In Mumbai slums, youth in the age range 15-24 constitute 50% of the population. One third of this population are marginalized youth who have been officially bracketed as Schedule Castes, Other Backward Castes or poor Muslims. 38% of people living in slums are young women who have received less than 10 years of formal education. Mumbai poses unique challenges to delivering quality education to the urban poor - first generation learners with limited access to public secondary schools. Girls in slums are deprived of post-secondary school education due to the lack of availability of vocational/skill education and socio-economic barriers which restrict their educational opportunities. In addition, girls are expected to contribute to the household at a very young age – with the implicit understanding that a girl is being trained for a role as a wife, mother and daughter-in-law, whereas boys are being trained for an occupation. Girls get married younger than boys, and families often think that the cost of education is wasted on a girl because it has no economic function as she will go to her in-laws’ home. Even if they continue to study, the absence of opportunities, role models, family and community support curtails their ability to find jobs.

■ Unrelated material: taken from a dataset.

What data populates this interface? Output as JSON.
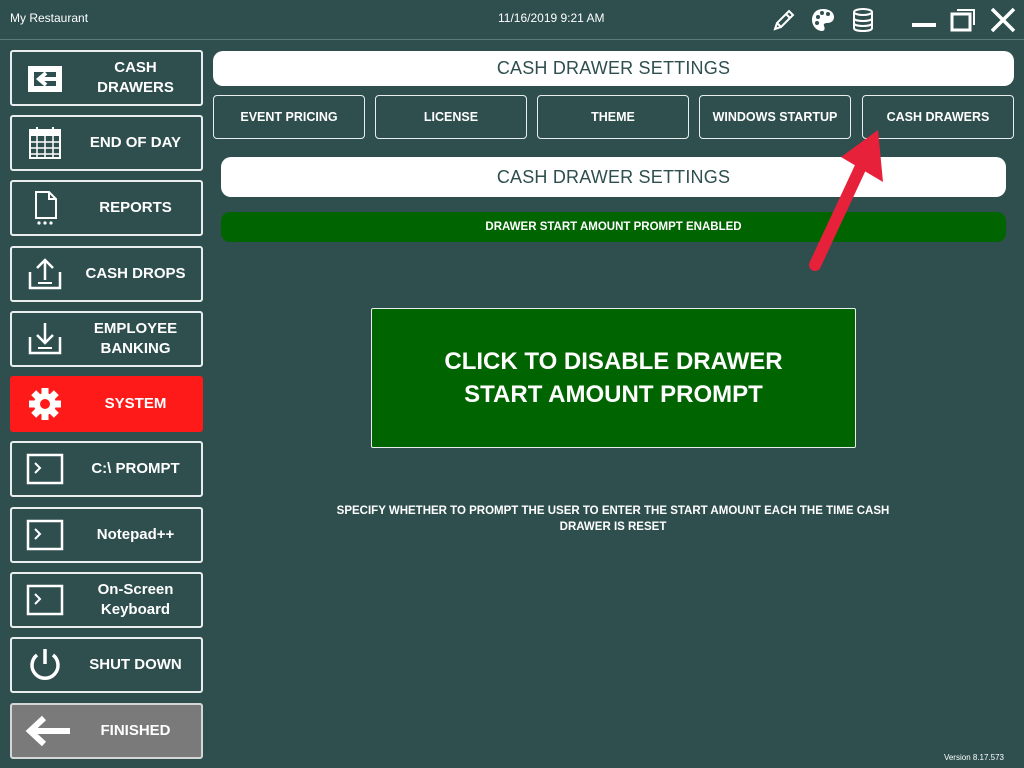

For the girls who work, most follow their mothers and at a very young age are pigeonholed into certain jobs in the informal sector as domestic helpers, cleaners and daily wage workers. They find it difficult to question and change societal/cultural norms and views related to their employment and lack the basic education and marketable skills to enter the formal workforce that is more remunerative and provides better economic and legal protection than informal jobs.
Founded in 1995 with the goal of strengthening the capacity of women and youth to promote gender equality and human rights, Akshara works with women and youth. It provides leadership development workshops, a free library, and online courses in gender studies to empower women at the individual and community level to challenge and prevent gender based violence and discrimination. Akshara aims to change the laws and norms which lead to the discrimination of women (for example, advocating for a sexual harassment law, alongside other groups). It also works to empower women to access their rights and works with young men to prevent violence and support women in their struggles. It supports youth in taking up campaigns and actions to bring about changes in their schools, on the streets, and helps address family and inter-generational barriers to women’s advancements. Their lifeskills program focuses on empowering resource-poor young women to increase their employability by developing their knowledge, technical skills, abilities and attitudes so that they can access training, skills and opportunities to get fulltime jobs in formal sectors which will improve their agency, income generation capacities and make them financially independent. Founders Nandita Shah and Nandita Gandhi are renowned feminists from the women’s movement in India, both hold PhD’s in sociology and are active in civil society to change gender norms and campaign for equality.
EMpower’s 7th grant to Akshara will enable 80 young women to acquire technical, employability and mentorship support to become competitive in the formal workforce
Primary Location: Mumbai
Funded Since: 2010
Our Underwriters pay for all of our administrative and fundraising costs, so 100% of your donation goes directly to empowering at-risk youth.